The story of Shirley Mason is one of a woman who triumphed over incredible odds. Abused by her mother throughout her young life, Shirley's mind protected the innocent child by splitting into various dissociative states or “personalities” to absorb the experience and shield her from the disturbing memories. In all, sixteen personalities were identified over the course of Shirley’s eleven year sojourn through psychotherapy with Dr. Wilbur.

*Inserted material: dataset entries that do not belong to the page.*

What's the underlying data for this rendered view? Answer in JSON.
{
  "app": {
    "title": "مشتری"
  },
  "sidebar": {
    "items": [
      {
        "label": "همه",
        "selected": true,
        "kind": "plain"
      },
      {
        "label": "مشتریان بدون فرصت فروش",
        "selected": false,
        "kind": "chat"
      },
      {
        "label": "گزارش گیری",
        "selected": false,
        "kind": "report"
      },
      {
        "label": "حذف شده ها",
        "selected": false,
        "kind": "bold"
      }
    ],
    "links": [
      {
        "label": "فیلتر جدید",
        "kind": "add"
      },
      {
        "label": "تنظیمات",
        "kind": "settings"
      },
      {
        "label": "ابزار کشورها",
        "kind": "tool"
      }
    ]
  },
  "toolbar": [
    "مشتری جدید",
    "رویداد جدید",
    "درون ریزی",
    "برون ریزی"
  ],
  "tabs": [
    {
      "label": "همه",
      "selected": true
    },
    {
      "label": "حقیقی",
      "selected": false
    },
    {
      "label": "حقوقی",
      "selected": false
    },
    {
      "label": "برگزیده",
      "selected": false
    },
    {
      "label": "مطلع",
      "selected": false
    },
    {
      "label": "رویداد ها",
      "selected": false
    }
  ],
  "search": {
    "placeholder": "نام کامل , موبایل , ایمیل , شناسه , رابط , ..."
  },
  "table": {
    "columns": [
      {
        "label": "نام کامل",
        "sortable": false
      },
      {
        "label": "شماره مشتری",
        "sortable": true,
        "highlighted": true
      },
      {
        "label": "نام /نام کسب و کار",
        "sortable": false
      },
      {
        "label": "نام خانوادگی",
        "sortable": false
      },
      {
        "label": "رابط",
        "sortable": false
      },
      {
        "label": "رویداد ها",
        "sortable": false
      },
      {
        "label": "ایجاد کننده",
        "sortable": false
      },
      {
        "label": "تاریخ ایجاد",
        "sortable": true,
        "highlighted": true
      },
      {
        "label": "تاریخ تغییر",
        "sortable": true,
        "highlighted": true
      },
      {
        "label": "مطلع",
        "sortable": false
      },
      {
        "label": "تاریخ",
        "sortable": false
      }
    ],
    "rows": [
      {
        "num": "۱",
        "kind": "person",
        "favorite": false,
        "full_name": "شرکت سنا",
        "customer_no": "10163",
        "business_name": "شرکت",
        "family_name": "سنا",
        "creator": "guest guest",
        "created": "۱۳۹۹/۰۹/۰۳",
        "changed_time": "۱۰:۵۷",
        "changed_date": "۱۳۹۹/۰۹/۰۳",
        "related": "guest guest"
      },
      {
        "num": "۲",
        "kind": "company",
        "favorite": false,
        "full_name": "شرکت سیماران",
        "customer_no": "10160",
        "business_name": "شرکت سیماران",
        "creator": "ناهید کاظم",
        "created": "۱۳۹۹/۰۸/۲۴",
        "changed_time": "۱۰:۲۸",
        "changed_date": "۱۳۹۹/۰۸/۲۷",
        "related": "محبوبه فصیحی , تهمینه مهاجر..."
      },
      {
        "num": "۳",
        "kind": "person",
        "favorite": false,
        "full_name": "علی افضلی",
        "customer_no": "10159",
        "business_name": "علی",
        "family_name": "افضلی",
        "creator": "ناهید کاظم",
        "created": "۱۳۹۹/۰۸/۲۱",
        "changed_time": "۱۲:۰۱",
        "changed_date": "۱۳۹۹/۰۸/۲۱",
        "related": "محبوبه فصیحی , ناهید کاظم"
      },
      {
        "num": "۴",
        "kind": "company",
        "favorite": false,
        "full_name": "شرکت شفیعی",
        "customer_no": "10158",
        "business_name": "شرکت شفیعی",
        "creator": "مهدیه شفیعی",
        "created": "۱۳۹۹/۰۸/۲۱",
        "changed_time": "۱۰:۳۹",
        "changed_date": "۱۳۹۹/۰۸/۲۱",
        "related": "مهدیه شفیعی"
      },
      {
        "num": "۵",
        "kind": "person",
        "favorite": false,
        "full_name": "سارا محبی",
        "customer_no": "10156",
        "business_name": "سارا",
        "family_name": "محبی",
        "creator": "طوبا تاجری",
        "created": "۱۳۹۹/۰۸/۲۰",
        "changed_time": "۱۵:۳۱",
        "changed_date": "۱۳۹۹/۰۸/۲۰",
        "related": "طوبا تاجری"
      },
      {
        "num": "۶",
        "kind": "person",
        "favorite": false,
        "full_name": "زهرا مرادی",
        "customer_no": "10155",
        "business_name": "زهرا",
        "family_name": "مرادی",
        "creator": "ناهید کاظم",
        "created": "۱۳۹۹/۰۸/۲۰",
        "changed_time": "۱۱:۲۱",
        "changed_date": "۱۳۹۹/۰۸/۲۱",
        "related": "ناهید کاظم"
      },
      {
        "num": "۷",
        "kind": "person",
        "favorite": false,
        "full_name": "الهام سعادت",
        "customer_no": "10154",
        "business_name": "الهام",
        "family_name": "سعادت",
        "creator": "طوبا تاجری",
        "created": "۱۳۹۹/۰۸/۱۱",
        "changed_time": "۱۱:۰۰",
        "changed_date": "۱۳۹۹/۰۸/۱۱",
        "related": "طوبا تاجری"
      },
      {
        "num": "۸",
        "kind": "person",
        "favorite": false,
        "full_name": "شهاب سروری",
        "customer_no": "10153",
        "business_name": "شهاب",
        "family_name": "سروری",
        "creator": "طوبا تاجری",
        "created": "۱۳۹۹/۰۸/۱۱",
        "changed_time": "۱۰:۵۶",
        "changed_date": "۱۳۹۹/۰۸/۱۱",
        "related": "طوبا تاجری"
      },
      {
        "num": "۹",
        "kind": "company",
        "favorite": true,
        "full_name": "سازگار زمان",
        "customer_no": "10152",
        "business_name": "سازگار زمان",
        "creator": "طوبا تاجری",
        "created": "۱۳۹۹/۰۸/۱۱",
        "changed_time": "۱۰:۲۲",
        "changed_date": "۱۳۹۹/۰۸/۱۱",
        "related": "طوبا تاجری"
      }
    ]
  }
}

Through the efforts of Dr. Wilbur, coupled with the self determination of this emotionally damaged young woman, all the selves integrated into one, allowing Shirley almost total recall of her life and feelings. And although individual courage and an irresolute determination to get better were the foundation of her recovery, Shirley discovered along the way that creative expression provided an important healing dimension in her struggle to get well.
Shirley Ardell Mason was born January 25, 1923 in Dodge Center, Minnesota, and died February 26, 1998, in Lexington, Kentucky. Shirley graduated from Dodge Center High School in 1941, and attended Mankato StateTeachers College (now known as Minnesota State University, Mankato) in the 1940's, receiving a Bachelor of Science degree in English and Art in 1949.
Shirley began undergoing psychotherapy in 1954 with Dr. Cornelia Wilbur who diagnosed her with Multiple Personality Disorder. It was not until two years into her psychotherapy that Dr. Wilbur made Shirley aware of the autonomy and control the fifteen alternate selves had over her.
Shirley received a Master’s degree in Art Education from Columbia University's Teachers College in 1956 and later taught art at Rio Grande College in Ohio, before moving to Lexington, Kentucky in 1974.
Shirley, became a highly regarded and commercially successful artist, signing only those works that she recognized as her own. Other earlier works of art, presumably created by one or more of the alternative selves, were many times not signed or signed by others, providing the only tangible evidence of Shirley’s dissociative states, in which she created art but did not acknowledge the works as her own.
7th Grade with Her Artwork